How to create life long customers, using applied research

The best customers are the ones who don't need you but understand the value of keeping you around. They're the ones who want to push technology to the limits but need someone to support them, challenge them and run faster with them. As an industry we tend to build entire teams around solving for growth, rather than building real value. We assume better doc, better PR, better "customer success" teams will solve the value problem, when all they do is solve for growth. Growth and value are two totally different things. I can buy a bigger house, but if I have to work three jobs to maintain it, do I get any new value from it? My wife may say yes- I say, not really (luckily she's not reading this).

The term "customer success" SHOULD NOT BE A THING, NOT WHEN I CAN LEARN ABOUT MACHINE LEARNING AND QUANTUM COMPUTER TECHNOLOGY ON YOUTUBE ALONG WITH ALL THE OTHER SMART 15 YEAR OLDS. With this kind of team, you're targeting the wrong kind of customer and investing in their worst weaknesses. Instead you should be assuming they are smart, challenging them every day and using that metric to drive the others towards the competition. Is that fat government contract really worth it if you have to hire 20 full timers just to mitigate the politics? If you're already massively profitable and have those kinds of people, maybe. If you're not already making millions (billions?), probably not.

To me, the best customers are not the ones who pay and don't ask questions, nor are they the ones who pay but ask all the questions. They're the ones who pay and ask you SMART questions, help fix your doc and actively send pull requests. They're the ones who actively engage, contribute and challenge you as much as you challenge them. They help you solve your own problems, hint where their future needs are likely to be and identify their willingness to pay for them.

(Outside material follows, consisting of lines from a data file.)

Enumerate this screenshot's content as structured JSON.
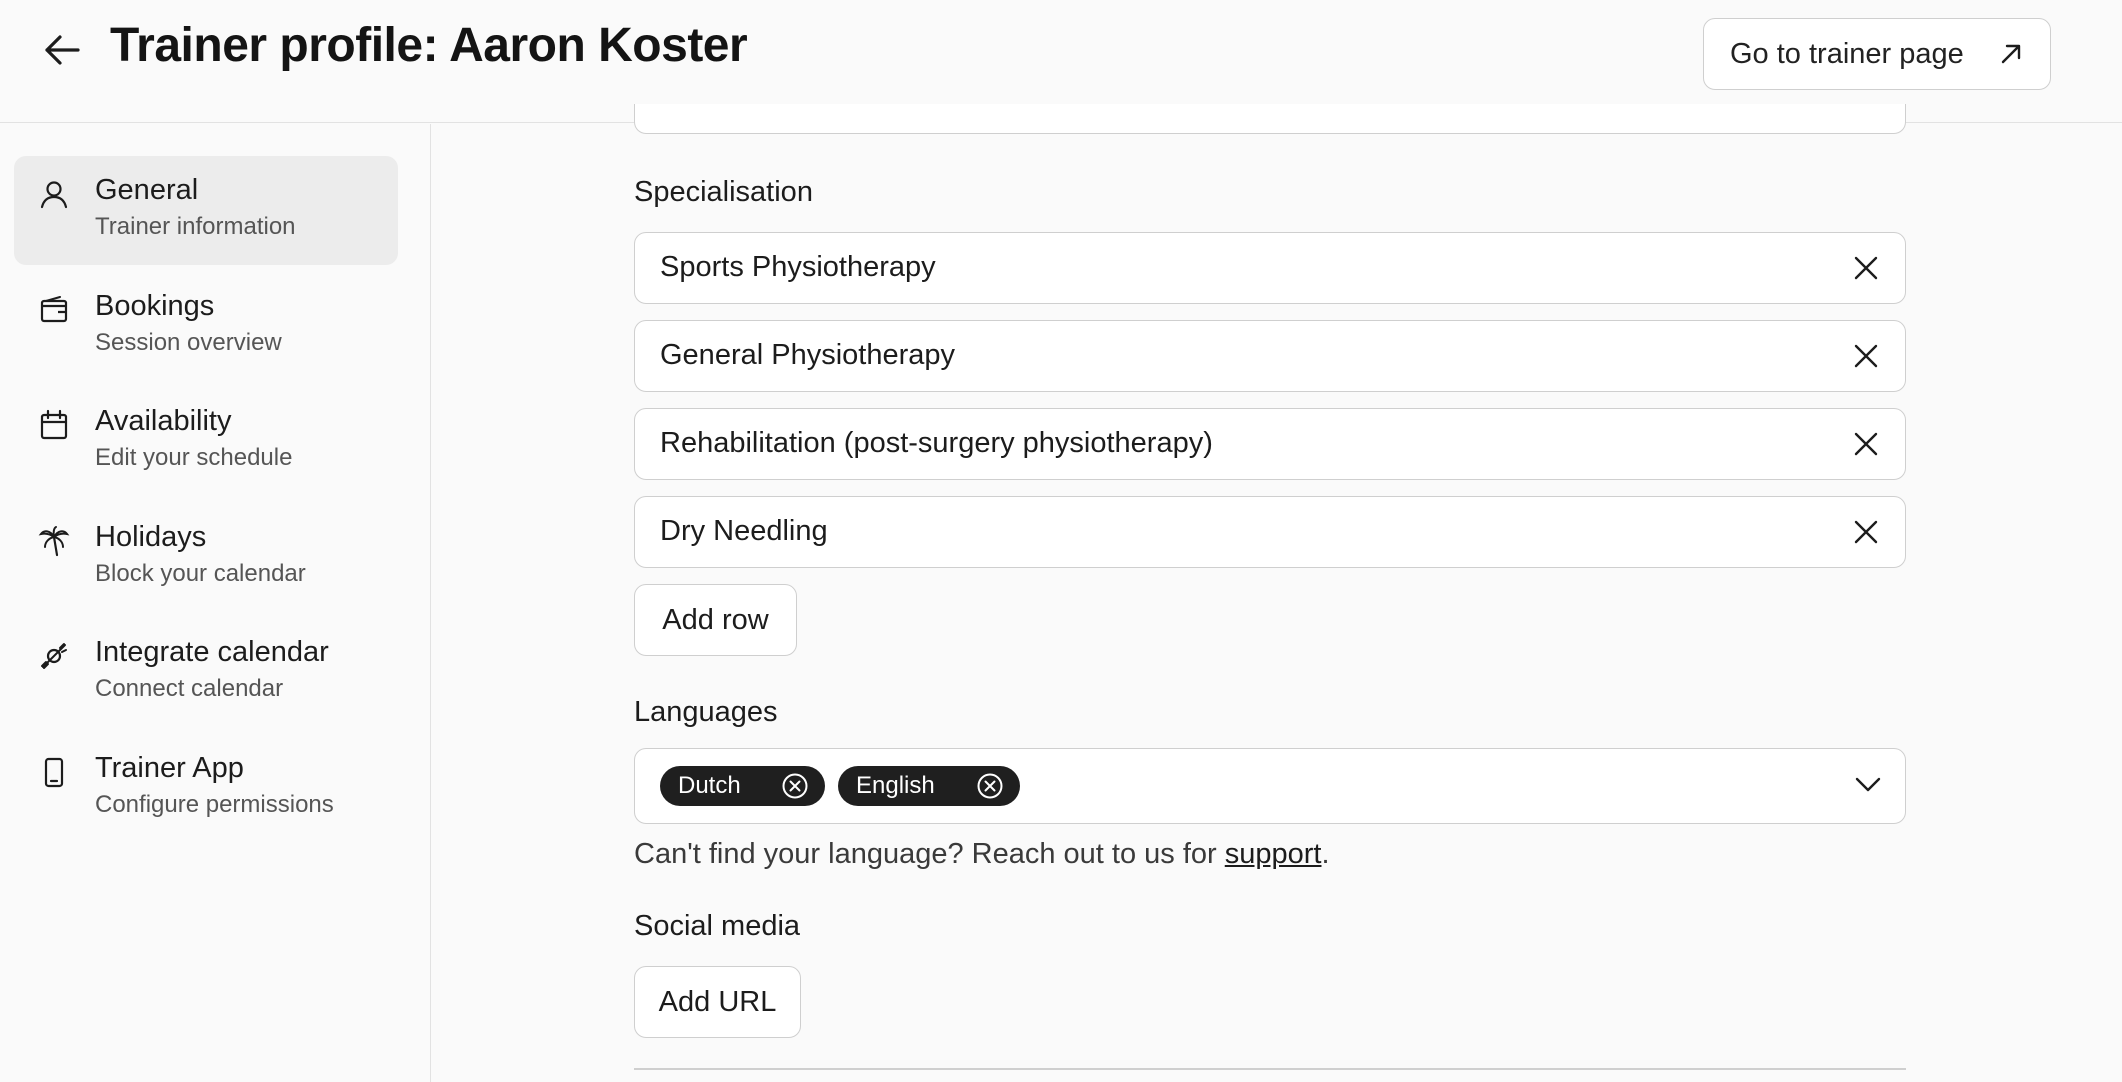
{
  "header": {
    "title": "Trainer profile: Aaron Koster",
    "trainer_page_button": "Go to trainer page"
  },
  "sidebar": {
    "items": [
      {
        "label": "General",
        "sub": "Trainer information",
        "icon": "user-icon",
        "active": true
      },
      {
        "label": "Bookings",
        "sub": "Session overview",
        "icon": "wallet-icon",
        "active": false
      },
      {
        "label": "Availability",
        "sub": "Edit your schedule",
        "icon": "calendar-icon",
        "active": false
      },
      {
        "label": "Holidays",
        "sub": "Block your calendar",
        "icon": "palm-tree-icon",
        "active": false
      },
      {
        "label": "Integrate calendar",
        "sub": "Connect calendar",
        "icon": "plug-icon",
        "active": false
      },
      {
        "label": "Trainer App",
        "sub": "Configure permissions",
        "icon": "phone-icon",
        "active": false
      }
    ]
  },
  "form": {
    "specialisation": {
      "label": "Specialisation",
      "rows": [
        "Sports Physiotherapy",
        "General Physiotherapy",
        "Rehabilitation (post-surgery physiotherapy)",
        "Dry Needling"
      ],
      "add_row_label": "Add row"
    },
    "languages": {
      "label": "Languages",
      "selected": [
        "Dutch",
        "English"
      ],
      "help_prefix": "Can't find your language? Reach out to us for ",
      "help_link": "support",
      "help_suffix": "."
    },
    "social_media": {
      "label": "Social media",
      "add_url_label": "Add URL"
    }
  },
  "colors": {
    "background": "#fafafa",
    "chip": "#1f1f1f",
    "active_nav": "#ececec",
    "border": "#cfcfcf"
  }
}
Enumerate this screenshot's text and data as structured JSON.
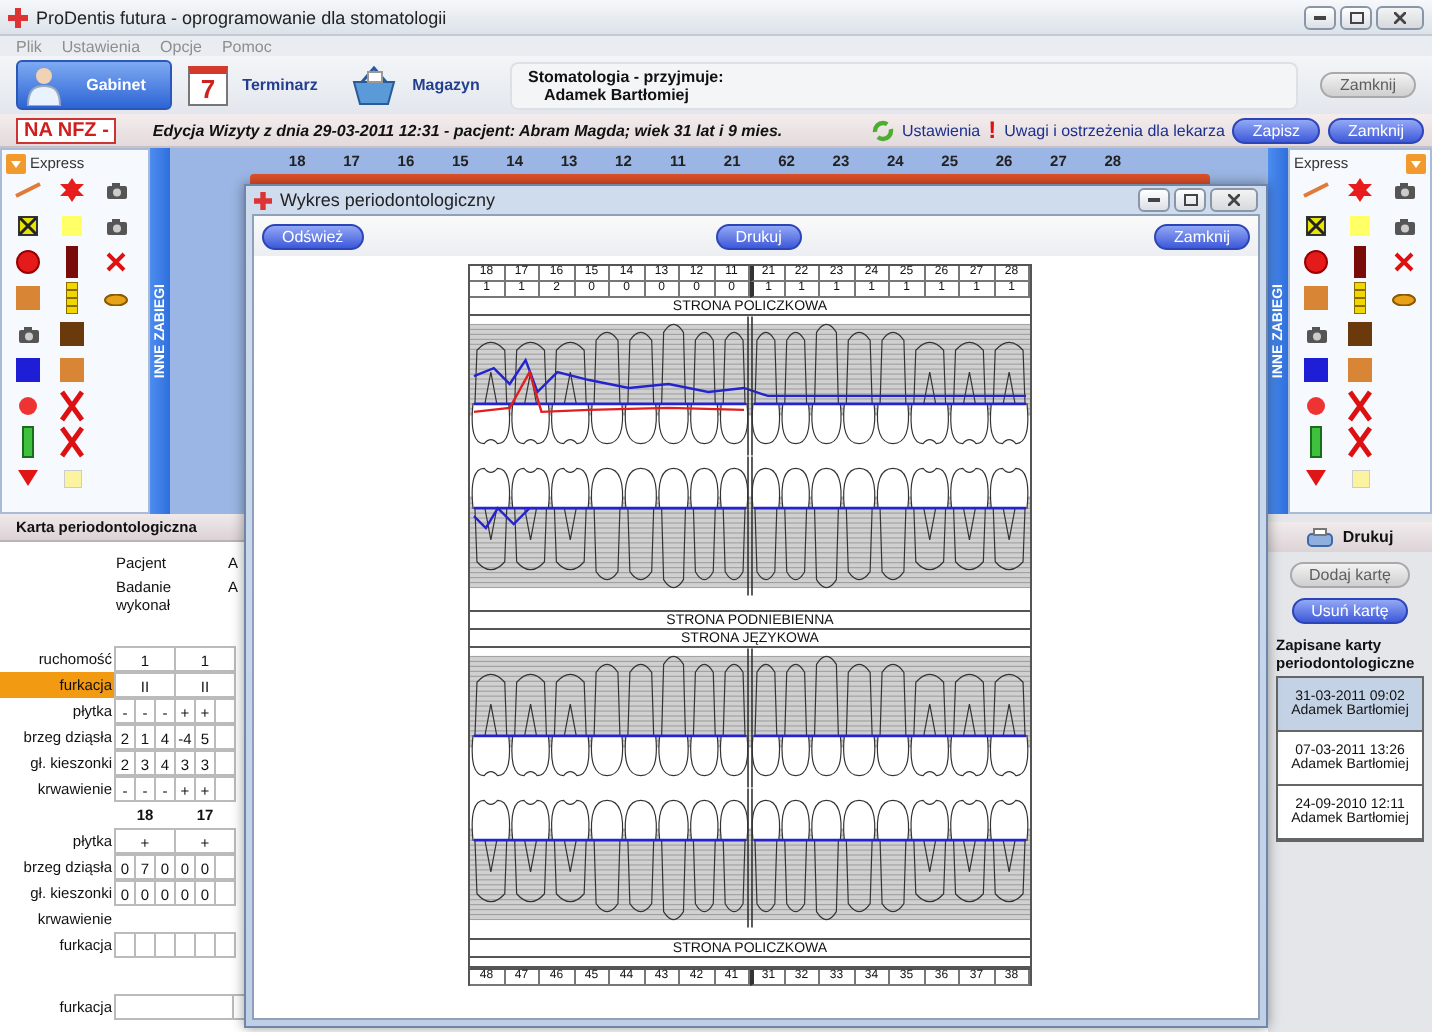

Where's the Take-Away?

Sadly, my kids know who Tom and Tony are, the VIX and SPOO's... and LOVE Dr Jim. This may come back to bite me someday...

I've logged a lot of hours on TastyTrade over the past 6 years (4000+ hours?). The average TastyTrader spends about 2-3 hours per day consuming their content. Many so called "investors" assume to "be in the know" you're either logging hours of CNBC or Bloomberg or worse, CNN. This may be true for passive investors who only make 2-3 trades per day or week, but for the rest of us who make ~4500 trades per year [let's say ~15 per day?], we do things a bit differently.

TastyTrade has rendered traditional "business" news unwatchable for me for two main reasons; there are ZERO tradable takeaways, and they don't actually trade. They talk like they trade; but do you see them making trades while on camera? They certainly talk a lot; but I've never heard them suggest "hey, I just sold some Apple" mid-show. All day, all talk, no trade.. and i'm supposed to take their advice when making 'investment decisions?'

Whether you identify as an active trader or not, that's not what i'm trying to drive here. TastyTrade pushes two main points, you learn by number of occurrences and you should have a solid, tradable takeaway for every 15 minutes of content. Those takeaways, should be driven by solid statistical research and not gut feel. The punchline- while their brokerage makes money from you actively trading, they give all their content away FOR FREE. This formula has turned me into a customer for life, because they challenge me to be a BETTER trader, not a passive consumer.

You either believe in and test the math for yourself or you mooch the content for free and use someone else. However, having made over 15,000 trades in the past few years, I can tell you the math is spot on. I now consider myself a smart and engaged customer, who understand the value and rarely needs their help. In fact, the only time I engage them is because of a platform bug, or when I spot a future need. I (we?) challenge them as much as they challenge us and the value for value proposition is obvious for both of us, no sales or customer success teams required. The owners of both TastyTrade and TastyWorks participate in the customer engagement process at a massive scale unseen anywhere else on the Internet.

How many security blogs do you read that have real, actionable takeaways at the end? Not just in the form of some intelligence indicators, but the thought process behind the tools you used to solve that problem? How many are written by senior level engineers who are deeply engaged at the platform level? How many end with; "like our shinny content? give us all your personal info so we can sell you something that's not intuitive for enough for you to understand on your own!". Like i've said before, i'm an intelligent human, Where's your Paypal button

Applied Research

You're smartest, highest level engineers should be actively engaging with the front lines. They should be writing in-depth, technical blogs every week, month, quarter. They should be observing what posts are gaining traction and what posts aren't. They should intuitively understand where they're customer's pain points are and adapting the technology to fix them.

They should also be going out of their way to challenge your customers and help them be better. They should be teaching your customers how to do what they do, so they can jump ahead to the harder problems. Every piece of content should have a take-away, either an FAQ, lesson learned or a tool. Something that acts like a cheap piece of marketing, articulating where the market is headed and what the value is.

Target and challenge your savvy customers and build your business model around that. Don't be afraid to fire the others… immediately, if not sooner. You'll for sure sacrifice short term growth, but for a pretty positive life experience.